Entries shown Start Marker

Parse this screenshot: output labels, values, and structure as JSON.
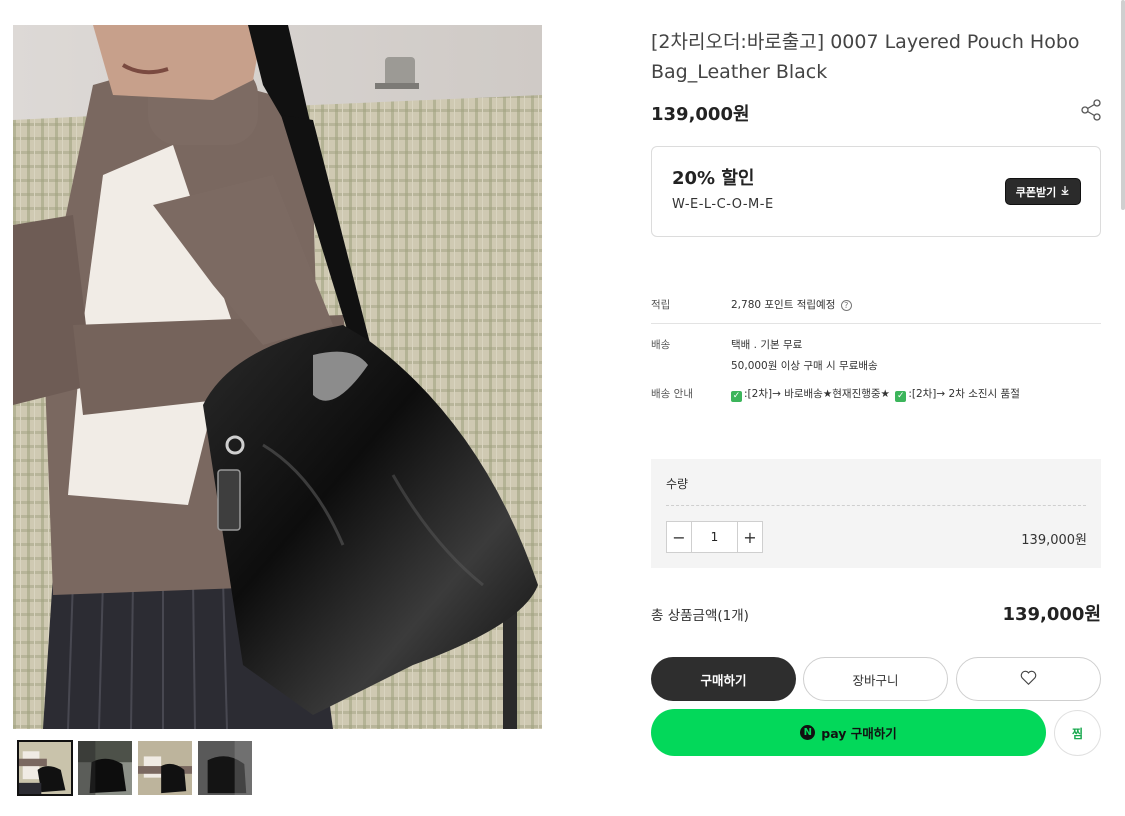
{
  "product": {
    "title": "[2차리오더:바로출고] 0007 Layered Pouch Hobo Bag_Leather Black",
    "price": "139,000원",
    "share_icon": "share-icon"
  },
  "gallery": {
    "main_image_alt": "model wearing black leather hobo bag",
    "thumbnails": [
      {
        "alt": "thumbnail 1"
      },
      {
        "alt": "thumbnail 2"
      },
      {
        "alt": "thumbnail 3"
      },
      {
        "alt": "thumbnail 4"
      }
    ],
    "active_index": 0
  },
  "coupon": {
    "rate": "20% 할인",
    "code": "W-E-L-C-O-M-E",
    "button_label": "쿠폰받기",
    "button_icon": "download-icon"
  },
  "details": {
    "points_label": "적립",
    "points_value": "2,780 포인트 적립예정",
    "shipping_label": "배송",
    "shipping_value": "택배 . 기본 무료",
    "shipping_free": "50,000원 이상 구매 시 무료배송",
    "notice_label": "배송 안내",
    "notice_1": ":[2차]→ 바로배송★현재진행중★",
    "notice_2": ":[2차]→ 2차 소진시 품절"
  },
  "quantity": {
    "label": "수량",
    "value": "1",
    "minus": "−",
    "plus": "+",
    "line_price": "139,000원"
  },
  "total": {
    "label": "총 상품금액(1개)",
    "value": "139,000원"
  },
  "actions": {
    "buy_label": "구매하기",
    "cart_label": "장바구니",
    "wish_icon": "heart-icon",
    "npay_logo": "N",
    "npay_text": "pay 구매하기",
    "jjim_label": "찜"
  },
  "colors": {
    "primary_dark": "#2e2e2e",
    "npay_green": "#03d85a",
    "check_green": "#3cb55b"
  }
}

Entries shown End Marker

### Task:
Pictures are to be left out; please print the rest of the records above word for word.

### Result for this exercise:
Parse this screenshot: output labels, values, and structure as JSON.
{
  "product": {
    "title": "[2차리오더:바로출고] 0007 Layered Pouch Hobo Bag_Leather Black",
    "price": "139,000원",
    "share_icon": "share-icon"
  },
  "gallery": {
    "main_image_alt": "model wearing black leather hobo bag",
    "thumbnails": [
      {
        "alt": "thumbnail 1"
      },
      {
        "alt": "thumbnail 2"
      },
      {
        "alt": "thumbnail 3"
      },
      {
        "alt": "thumbnail 4"
      }
    ],
    "active_index": 0
  },
  "coupon": {
    "rate": "20% 할인",
    "code": "W-E-L-C-O-M-E",
    "button_label": "쿠폰받기",
    "button_icon": "download-icon"
  },
  "details": {
    "points_label": "적립",
    "points_value": "2,780 포인트 적립예정",
    "shipping_label": "배송",
    "shipping_value": "택배 . 기본 무료",
    "shipping_free": "50,000원 이상 구매 시 무료배송",
    "notice_label": "배송 안내",
    "notice_1": ":[2차]→ 바로배송★현재진행중★",
    "notice_2": ":[2차]→ 2차 소진시 품절"
  },
  "quantity": {
    "label": "수량",
    "value": "1",
    "minus": "−",
    "plus": "+",
    "line_price": "139,000원"
  },
  "total": {
    "label": "총 상품금액(1개)",
    "value": "139,000원"
  },
  "actions": {
    "buy_label": "구매하기",
    "cart_label": "장바구니",
    "wish_icon": "heart-icon",
    "npay_logo": "N",
    "npay_text": "pay 구매하기",
    "jjim_label": "찜"
  },
  "colors": {
    "primary_dark": "#2e2e2e",
    "npay_green": "#03d85a",
    "check_green": "#3cb55b"
  }
}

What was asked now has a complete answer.